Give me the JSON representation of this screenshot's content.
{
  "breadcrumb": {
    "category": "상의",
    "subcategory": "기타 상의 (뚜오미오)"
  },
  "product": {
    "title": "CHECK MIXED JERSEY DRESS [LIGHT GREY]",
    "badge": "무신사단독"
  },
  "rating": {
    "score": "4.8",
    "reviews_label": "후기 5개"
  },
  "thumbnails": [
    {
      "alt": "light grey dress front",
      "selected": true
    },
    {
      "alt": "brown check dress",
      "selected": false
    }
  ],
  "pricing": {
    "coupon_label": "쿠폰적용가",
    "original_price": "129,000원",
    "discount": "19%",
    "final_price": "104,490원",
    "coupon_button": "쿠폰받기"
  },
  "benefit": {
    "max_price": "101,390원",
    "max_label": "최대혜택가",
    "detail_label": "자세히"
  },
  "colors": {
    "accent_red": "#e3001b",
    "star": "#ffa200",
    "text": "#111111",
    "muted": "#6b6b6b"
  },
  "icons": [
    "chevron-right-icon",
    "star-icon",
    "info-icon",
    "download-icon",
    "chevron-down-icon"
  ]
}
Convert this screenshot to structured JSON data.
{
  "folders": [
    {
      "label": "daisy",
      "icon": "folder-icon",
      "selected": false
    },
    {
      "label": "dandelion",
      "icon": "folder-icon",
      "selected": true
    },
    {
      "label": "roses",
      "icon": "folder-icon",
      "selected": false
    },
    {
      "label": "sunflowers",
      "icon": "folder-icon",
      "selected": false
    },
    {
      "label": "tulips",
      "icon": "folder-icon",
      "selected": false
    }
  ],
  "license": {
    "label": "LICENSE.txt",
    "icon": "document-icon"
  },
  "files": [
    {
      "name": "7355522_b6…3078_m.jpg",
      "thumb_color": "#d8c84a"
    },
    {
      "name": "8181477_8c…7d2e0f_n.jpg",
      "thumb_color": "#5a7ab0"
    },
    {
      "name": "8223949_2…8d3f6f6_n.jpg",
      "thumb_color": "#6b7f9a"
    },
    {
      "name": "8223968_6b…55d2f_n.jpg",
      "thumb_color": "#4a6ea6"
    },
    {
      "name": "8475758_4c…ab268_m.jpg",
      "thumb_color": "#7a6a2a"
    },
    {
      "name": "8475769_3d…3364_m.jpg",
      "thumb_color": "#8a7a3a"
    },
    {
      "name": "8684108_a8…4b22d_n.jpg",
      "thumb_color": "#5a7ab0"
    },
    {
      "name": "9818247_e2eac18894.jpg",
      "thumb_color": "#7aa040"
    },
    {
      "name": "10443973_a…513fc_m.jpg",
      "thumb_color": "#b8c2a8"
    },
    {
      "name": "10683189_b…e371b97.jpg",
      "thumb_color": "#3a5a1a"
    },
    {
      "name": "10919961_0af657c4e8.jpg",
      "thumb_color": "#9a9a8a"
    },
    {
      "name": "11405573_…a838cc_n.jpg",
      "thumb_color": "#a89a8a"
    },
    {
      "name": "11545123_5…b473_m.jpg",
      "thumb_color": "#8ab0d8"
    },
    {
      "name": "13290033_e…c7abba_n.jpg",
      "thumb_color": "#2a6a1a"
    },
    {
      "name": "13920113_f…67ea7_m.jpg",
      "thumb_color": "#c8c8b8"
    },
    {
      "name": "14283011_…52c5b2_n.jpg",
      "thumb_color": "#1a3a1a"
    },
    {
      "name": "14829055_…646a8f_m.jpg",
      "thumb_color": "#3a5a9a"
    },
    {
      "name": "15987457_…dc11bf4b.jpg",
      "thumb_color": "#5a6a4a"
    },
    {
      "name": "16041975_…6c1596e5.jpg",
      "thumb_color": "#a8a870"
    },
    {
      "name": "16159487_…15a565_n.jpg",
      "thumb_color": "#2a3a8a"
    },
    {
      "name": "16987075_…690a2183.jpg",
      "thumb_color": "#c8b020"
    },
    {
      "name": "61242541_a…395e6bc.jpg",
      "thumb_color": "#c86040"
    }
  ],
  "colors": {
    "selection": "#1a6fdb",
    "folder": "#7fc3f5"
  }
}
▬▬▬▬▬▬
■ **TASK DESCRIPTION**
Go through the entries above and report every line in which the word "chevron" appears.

■ **EXERCISE RESPONSE**
    "chevron-right-icon",
    "chevron-down-icon"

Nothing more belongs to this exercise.